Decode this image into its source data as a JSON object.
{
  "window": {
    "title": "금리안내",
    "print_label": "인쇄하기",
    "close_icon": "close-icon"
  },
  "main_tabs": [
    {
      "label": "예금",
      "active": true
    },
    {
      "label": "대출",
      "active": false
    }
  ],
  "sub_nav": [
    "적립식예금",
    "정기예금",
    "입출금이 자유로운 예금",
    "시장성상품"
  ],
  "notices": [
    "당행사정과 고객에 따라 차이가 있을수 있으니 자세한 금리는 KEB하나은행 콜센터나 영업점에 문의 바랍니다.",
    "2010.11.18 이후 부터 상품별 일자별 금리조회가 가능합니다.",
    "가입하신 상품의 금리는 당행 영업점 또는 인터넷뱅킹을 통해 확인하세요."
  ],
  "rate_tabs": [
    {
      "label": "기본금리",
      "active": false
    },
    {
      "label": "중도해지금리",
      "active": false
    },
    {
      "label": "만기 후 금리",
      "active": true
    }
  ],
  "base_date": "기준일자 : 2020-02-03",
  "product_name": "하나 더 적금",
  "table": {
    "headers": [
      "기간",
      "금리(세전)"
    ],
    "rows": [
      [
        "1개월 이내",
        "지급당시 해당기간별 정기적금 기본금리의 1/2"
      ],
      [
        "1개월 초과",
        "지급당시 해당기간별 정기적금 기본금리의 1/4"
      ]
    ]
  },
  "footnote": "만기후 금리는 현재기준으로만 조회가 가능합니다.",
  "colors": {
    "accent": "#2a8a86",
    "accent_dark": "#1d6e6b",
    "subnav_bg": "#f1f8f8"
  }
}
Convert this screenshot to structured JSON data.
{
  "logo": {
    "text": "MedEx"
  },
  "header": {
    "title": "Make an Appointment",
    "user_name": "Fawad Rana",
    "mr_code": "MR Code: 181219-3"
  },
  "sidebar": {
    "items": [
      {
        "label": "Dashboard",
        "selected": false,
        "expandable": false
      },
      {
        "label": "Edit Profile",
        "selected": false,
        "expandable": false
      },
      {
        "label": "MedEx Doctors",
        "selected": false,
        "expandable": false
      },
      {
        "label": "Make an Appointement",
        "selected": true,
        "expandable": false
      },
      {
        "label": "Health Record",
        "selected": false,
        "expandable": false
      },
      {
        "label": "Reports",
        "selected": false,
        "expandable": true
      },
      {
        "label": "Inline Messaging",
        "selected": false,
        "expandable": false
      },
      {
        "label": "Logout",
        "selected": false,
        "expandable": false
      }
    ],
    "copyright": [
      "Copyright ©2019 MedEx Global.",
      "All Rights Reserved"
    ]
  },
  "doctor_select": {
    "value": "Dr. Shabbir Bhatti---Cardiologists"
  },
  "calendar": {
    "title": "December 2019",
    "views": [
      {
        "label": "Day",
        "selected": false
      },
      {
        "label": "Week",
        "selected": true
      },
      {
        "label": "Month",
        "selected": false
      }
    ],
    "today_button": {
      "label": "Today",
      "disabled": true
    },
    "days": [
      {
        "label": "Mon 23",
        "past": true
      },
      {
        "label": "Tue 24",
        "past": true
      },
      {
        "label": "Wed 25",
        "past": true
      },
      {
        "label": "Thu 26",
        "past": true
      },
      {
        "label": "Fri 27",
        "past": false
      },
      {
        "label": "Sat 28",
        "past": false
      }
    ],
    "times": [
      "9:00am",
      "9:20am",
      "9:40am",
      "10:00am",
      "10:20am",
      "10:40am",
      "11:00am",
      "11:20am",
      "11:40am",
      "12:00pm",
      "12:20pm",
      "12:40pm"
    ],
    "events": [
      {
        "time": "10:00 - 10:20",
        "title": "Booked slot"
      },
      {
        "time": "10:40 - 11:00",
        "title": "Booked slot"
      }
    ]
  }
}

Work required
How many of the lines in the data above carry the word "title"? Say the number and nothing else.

Answer for the task
5